• [Task description]:
Each line of the data that mentions the string "with" needs to be identified and copied.

• [Data extract]:
-- Opening Marker --

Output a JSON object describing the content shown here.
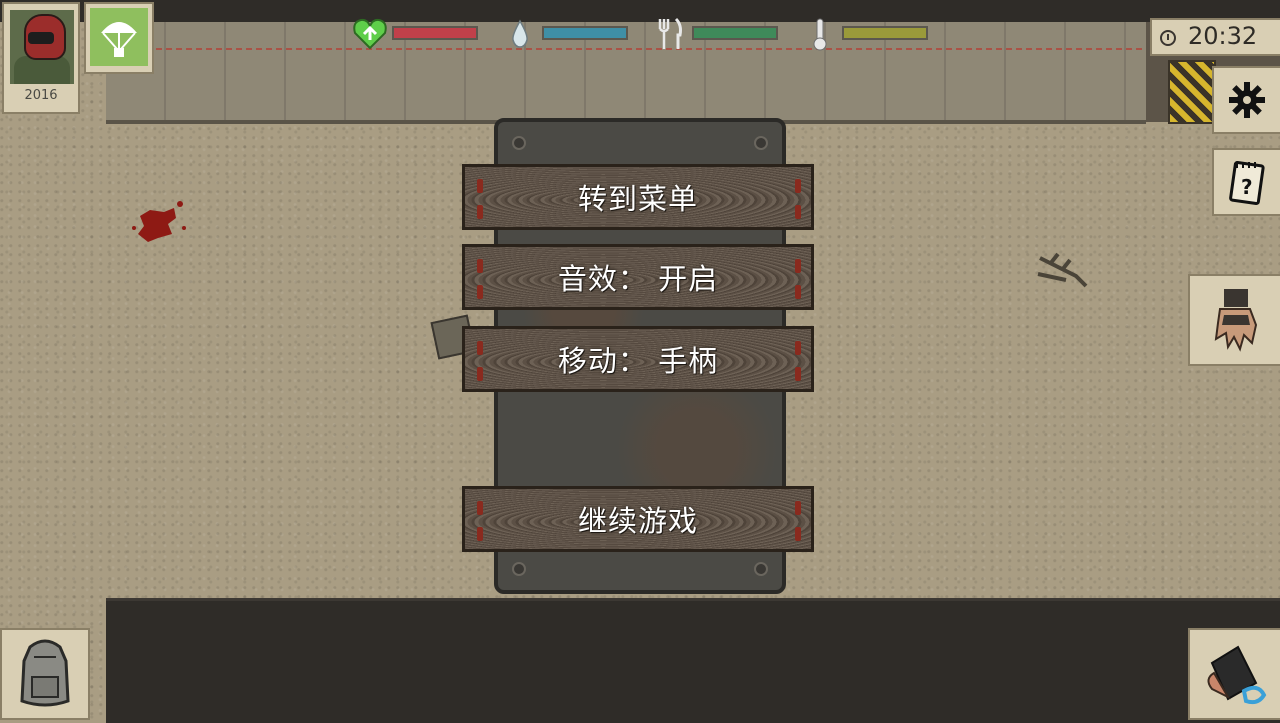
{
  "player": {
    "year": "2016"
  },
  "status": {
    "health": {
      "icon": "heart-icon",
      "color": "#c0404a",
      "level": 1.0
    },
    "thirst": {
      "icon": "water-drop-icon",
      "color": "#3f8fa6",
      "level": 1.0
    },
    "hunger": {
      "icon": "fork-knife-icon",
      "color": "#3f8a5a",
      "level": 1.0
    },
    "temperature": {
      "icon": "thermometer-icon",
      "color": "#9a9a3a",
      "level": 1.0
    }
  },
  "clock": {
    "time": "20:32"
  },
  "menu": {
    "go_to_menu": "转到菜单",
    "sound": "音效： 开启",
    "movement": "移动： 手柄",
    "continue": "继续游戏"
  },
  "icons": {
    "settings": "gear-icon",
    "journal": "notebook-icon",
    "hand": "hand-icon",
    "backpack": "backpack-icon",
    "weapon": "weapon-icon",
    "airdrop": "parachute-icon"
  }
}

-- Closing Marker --
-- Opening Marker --

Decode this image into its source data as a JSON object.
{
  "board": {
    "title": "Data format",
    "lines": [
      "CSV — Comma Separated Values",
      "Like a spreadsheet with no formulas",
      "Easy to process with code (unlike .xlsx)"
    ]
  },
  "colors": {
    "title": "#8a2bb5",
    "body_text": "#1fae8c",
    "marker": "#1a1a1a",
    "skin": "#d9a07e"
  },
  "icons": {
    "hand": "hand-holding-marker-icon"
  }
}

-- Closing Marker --
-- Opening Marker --

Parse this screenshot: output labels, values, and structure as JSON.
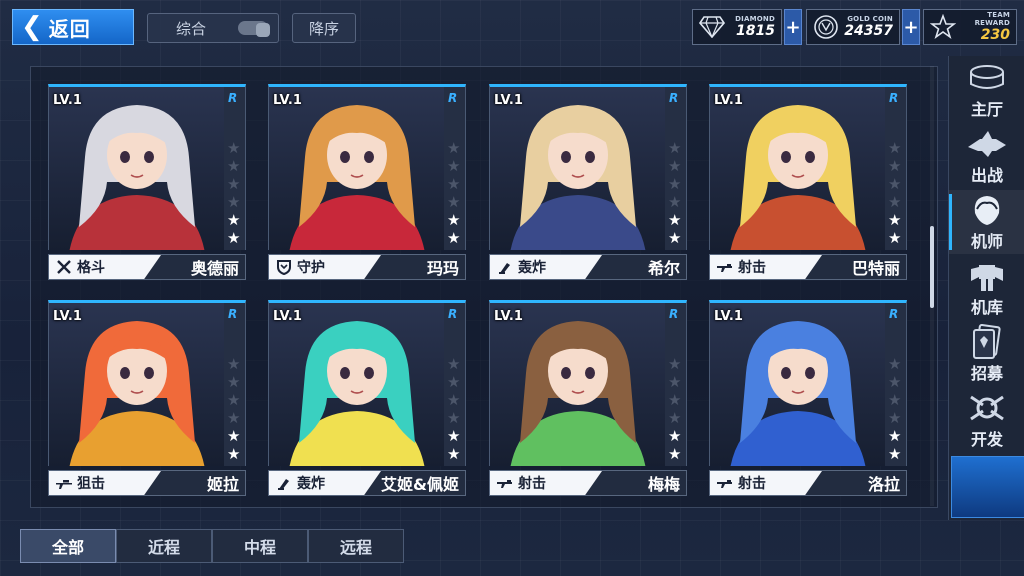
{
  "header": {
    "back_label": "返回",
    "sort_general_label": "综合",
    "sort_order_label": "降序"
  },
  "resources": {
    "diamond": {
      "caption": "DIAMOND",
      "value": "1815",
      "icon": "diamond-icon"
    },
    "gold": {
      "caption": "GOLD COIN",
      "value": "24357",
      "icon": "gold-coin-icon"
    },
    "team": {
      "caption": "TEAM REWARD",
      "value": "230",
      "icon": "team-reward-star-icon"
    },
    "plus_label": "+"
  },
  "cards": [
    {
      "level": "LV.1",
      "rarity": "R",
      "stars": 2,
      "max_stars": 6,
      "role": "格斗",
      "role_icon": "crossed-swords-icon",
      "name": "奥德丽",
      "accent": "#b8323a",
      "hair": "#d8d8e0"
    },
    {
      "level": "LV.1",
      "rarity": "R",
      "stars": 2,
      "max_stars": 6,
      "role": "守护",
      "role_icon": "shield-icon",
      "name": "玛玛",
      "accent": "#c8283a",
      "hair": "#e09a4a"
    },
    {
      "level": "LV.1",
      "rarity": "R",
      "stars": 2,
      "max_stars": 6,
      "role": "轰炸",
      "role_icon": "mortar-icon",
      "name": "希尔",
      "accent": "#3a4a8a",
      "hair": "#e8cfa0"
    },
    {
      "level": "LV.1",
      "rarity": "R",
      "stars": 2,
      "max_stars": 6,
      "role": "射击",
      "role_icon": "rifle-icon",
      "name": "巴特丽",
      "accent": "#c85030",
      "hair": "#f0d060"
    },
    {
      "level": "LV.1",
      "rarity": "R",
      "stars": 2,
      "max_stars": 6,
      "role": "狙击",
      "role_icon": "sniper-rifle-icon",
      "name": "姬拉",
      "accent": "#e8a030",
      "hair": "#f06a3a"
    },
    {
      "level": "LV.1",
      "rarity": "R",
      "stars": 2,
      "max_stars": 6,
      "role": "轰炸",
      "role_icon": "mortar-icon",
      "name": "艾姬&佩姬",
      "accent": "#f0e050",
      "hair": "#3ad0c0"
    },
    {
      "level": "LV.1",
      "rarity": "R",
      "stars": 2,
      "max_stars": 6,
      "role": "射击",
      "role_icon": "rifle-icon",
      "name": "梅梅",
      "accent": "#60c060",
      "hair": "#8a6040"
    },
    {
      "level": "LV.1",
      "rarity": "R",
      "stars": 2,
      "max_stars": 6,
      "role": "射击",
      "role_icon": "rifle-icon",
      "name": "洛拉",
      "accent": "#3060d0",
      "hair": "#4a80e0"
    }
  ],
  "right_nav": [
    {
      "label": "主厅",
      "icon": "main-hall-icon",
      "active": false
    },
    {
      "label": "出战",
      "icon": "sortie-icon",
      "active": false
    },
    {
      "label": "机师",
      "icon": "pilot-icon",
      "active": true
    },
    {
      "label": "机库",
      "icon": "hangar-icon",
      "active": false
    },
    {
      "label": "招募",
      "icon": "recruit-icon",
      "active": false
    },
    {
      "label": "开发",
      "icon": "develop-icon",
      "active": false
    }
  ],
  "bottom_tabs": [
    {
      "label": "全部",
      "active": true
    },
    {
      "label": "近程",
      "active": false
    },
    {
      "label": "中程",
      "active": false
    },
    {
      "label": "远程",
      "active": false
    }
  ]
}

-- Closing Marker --

• [Your response]:
      "Like a spreadsheet with no formulas",
      "Easy to process with code (unlike .xlsx)"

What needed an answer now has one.